I can envision jugglers with bowling pins, boys maneuvering balls on pairs of sticks, a few clowns, and lately, musicians. So, I went on a mission, looking for photos of performers among the many thousands of photos in my "Everything El Salvador" folder . . . and I could only find ONE photo. Of course, I might have some from the pre-digital era, but it really surprised me to only find one in my computer search.

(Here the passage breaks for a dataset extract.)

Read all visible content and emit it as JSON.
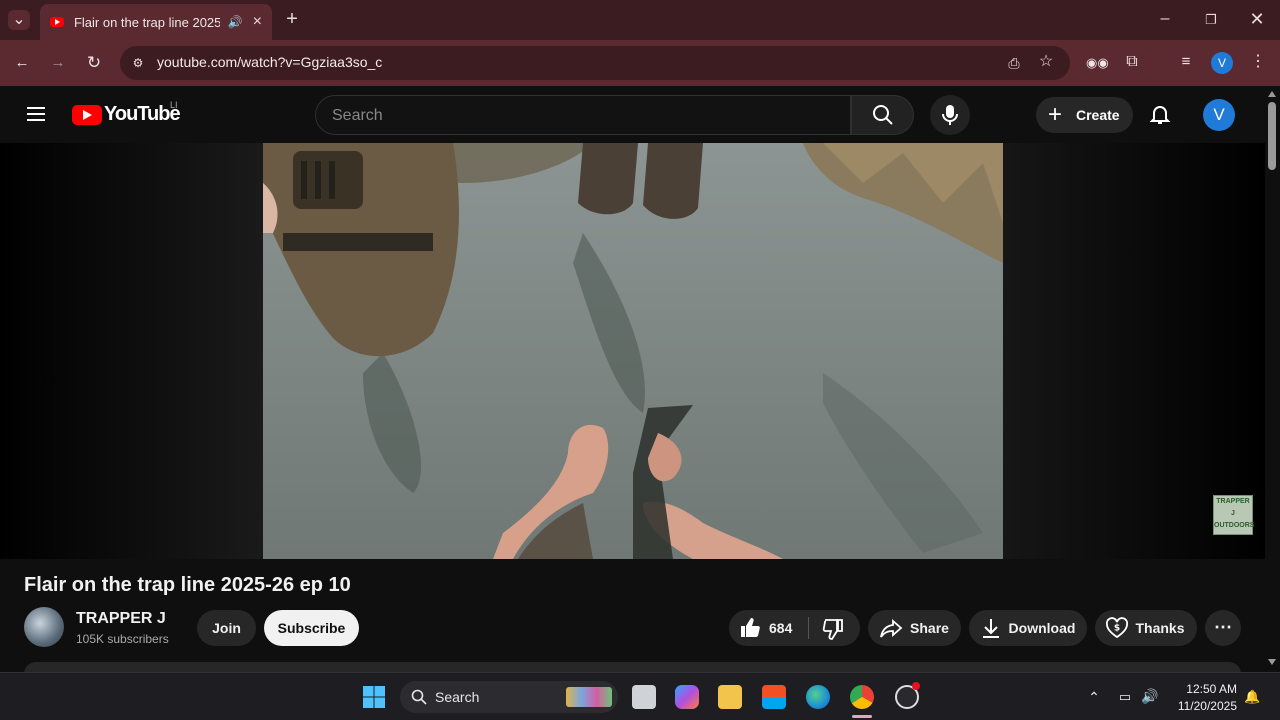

Upon reflection, I think that there are a couple of reasons for this. It's hard to take in a performance if you are too busy snapping photos of it. I am also often stuck inside a bus with the inability to pay the performer, and I really don't think it is right to take a photo of a performance without offering some kind of compensation (and I do pay performers if I can). I'm not sure if local authorities try to restrict performers, particularly children. I once visited a center in Managua which worked with families to encourage kids to stay in school by setting up classes in the morning, extra help in the afternoon, and safe supervision of street performances during rush hours. In an economy which lacks jobs, especially for those without sufficient education, performing in the street is, maybe somewhat sadly, one way in which to put basic foods on the table.